__PROVIDED ENTRIES__

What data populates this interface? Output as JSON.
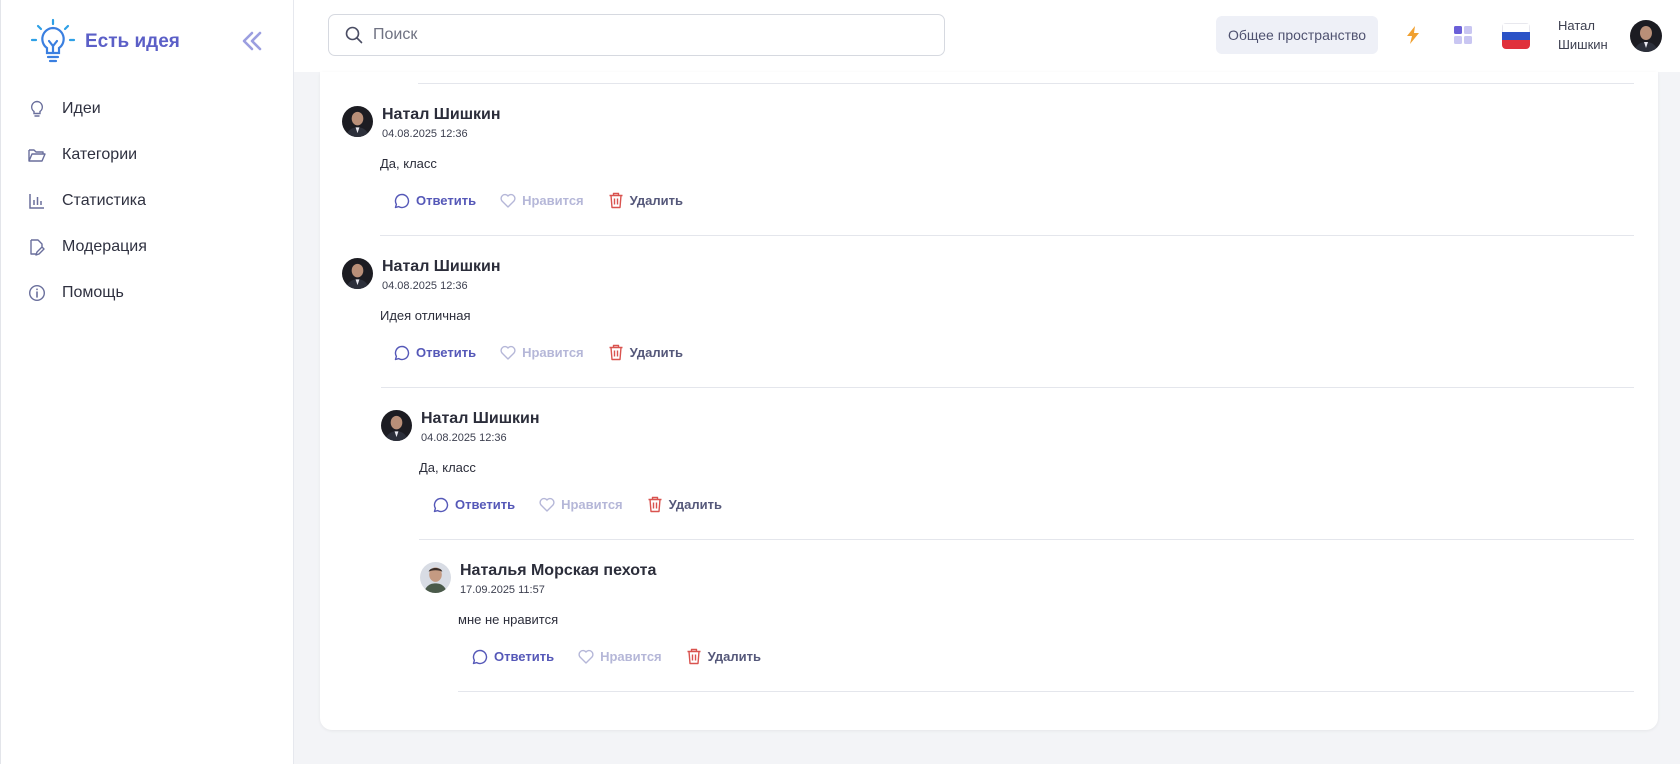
{
  "app": {
    "name": "Есть идея"
  },
  "sidebar": {
    "items": [
      {
        "label": "Идеи",
        "icon": "lightbulb-icon"
      },
      {
        "label": "Категории",
        "icon": "folder-open-icon"
      },
      {
        "label": "Статистика",
        "icon": "bar-chart-icon"
      },
      {
        "label": "Модерация",
        "icon": "edit-document-icon"
      },
      {
        "label": "Помощь",
        "icon": "info-circle-icon"
      }
    ]
  },
  "topbar": {
    "search_placeholder": "Поиск",
    "workspace_label": "Общее пространство",
    "user_first": "Натал",
    "user_last": "Шишкин"
  },
  "actions": {
    "reply": "Ответить",
    "like": "Нравится",
    "delete": "Удалить"
  },
  "comments": [
    {
      "author": "Натал Шишкин",
      "date": "04.08.2025 12:36",
      "text": "Да, класс"
    },
    {
      "author": "Натал Шишкин",
      "date": "04.08.2025 12:36",
      "text": "Идея отличная"
    },
    {
      "author": "Натал Шишкин",
      "date": "04.08.2025 12:36",
      "text": "Да, класс"
    },
    {
      "author": "Наталья Морская пехота",
      "date": "17.09.2025 11:57",
      "text": "мне не нравится"
    }
  ],
  "colors": {
    "accent": "#5b5fc7",
    "flash": "#f0a030",
    "delete": "#d9534f",
    "like": "#b5b7d8"
  }
}
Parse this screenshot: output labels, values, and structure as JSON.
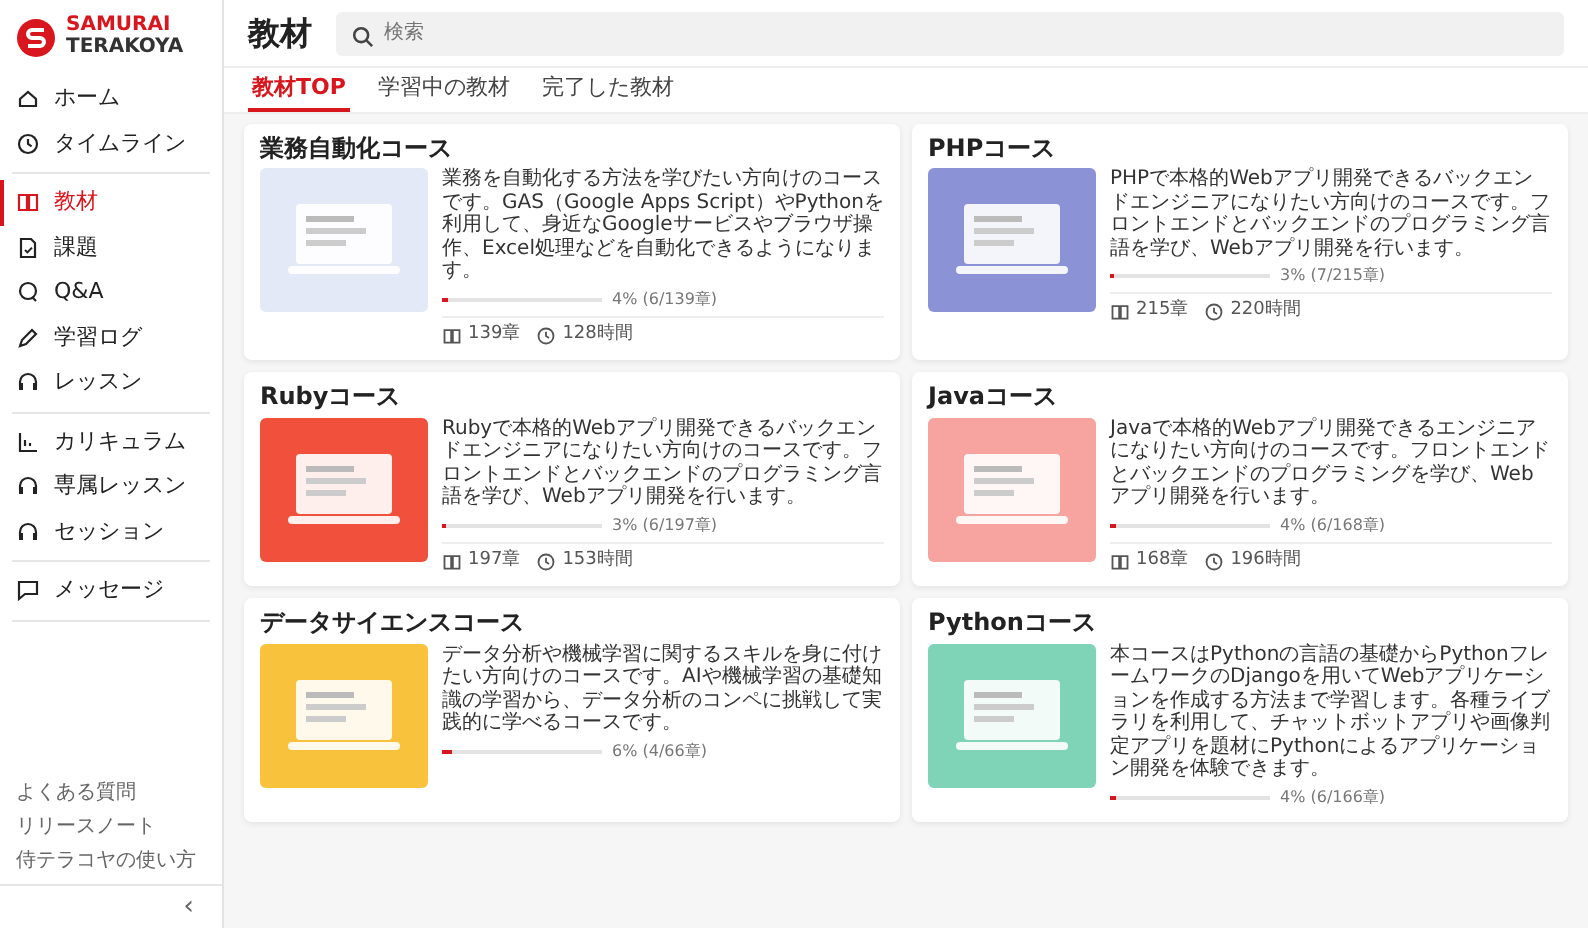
{
  "logo": {
    "line_1": "SAMURAI",
    "line_2": "TERAKOYA"
  },
  "sidebar": {
    "sections": [
      {
        "items": [
          {
            "label": "ホーム",
            "selected": false
          },
          {
            "label": "タイムライン",
            "selected": false
          }
        ]
      },
      {
        "items": [
          {
            "label": "教材",
            "selected": true
          },
          {
            "label": "課題",
            "selected": false
          },
          {
            "label": "Q&A",
            "selected": false
          },
          {
            "label": "学習ログ",
            "selected": false
          },
          {
            "label": "レッスン",
            "selected": false
          }
        ]
      },
      {
        "items": [
          {
            "label": "カリキュラム",
            "selected": false
          },
          {
            "label": "専属レッスン",
            "selected": false
          },
          {
            "label": "セッション",
            "selected": false
          }
        ]
      },
      {
        "items": [
          {
            "label": "メッセージ",
            "selected": false
          }
        ]
      }
    ],
    "links": [
      "よくある質問",
      "リリースノート",
      "侍テラコヤの使い方"
    ],
    "collapse": "‹"
  },
  "header": {
    "title": "教材",
    "search": {
      "placeholder": "検索"
    }
  },
  "tabs": [
    {
      "label": "教材TOP",
      "selected": true
    },
    {
      "label": "学習中の教材",
      "selected": false
    },
    {
      "label": "完了した教材",
      "selected": false
    }
  ],
  "courses": [
    {
      "title": "業務自動化コース",
      "color": "#e4e9f7",
      "description": "業務を自動化する方法を学びたい方向けのコースです。GAS（Google Apps Script）やPythonを利用して、身近なGoogleサービスやブラウザ操作、Excel処理などを自動化できるようになります。",
      "level": 0.04,
      "progress": "4% (6/139章)",
      "chapters": "139章",
      "hours": "128時間"
    },
    {
      "title": "PHPコース",
      "color": "#8b93d6",
      "description": "PHPで本格的Webアプリ開発できるバックエンドエンジニアになりたい方向けのコースです。フロントエンドとバックエンドのプログラミング言語を学び、Webアプリ開発を行います。",
      "level": 0.03,
      "progress": "3% (7/215章)",
      "chapters": "215章",
      "hours": "220時間"
    },
    {
      "title": "Rubyコース",
      "color": "#f0503c",
      "description": "Rubyで本格的Webアプリ開発できるバックエンドエンジニアになりたい方向けのコースです。フロントエンドとバックエンドのプログラミング言語を学び、Webアプリ開発を行います。",
      "level": 0.03,
      "progress": "3% (6/197章)",
      "chapters": "197章",
      "hours": "153時間"
    },
    {
      "title": "Javaコース",
      "color": "#f7a3a0",
      "description": "Javaで本格的Webアプリ開発できるエンジニアになりたい方向けのコースです。フロントエンドとバックエンドのプログラミングを学び、Webアプリ開発を行います。",
      "level": 0.04,
      "progress": "4% (6/168章)",
      "chapters": "168章",
      "hours": "196時間"
    },
    {
      "title": "データサイエンスコース",
      "color": "#f9c23c",
      "description": "データ分析や機械学習に関するスキルを身に付けたい方向けのコースです。AIや機械学習の基礎知識の学習から、データ分析のコンペに挑戦して実践的に学べるコースです。",
      "level": 0.06,
      "progress": "6% (4/66章)"
    },
    {
      "title": "Pythonコース",
      "color": "#7fd4b8",
      "description": "本コースはPythonの言語の基礎からPythonフレームワークのDjangoを用いてWebアプリケーションを作成する方法まで学習します。各種ライブラリを利用して、チャットボットアプリや画像判定アプリを題材にPythonによるアプリケーション開発を体験できます。",
      "level": 0.04,
      "progress": "4% (6/166章)"
    }
  ]
}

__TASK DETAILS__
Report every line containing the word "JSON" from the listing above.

__ANSWER TO THE EXERCISE__
What data populates this interface? Output as JSON.
Parse this screenshot: output labels, values, and structure as JSON.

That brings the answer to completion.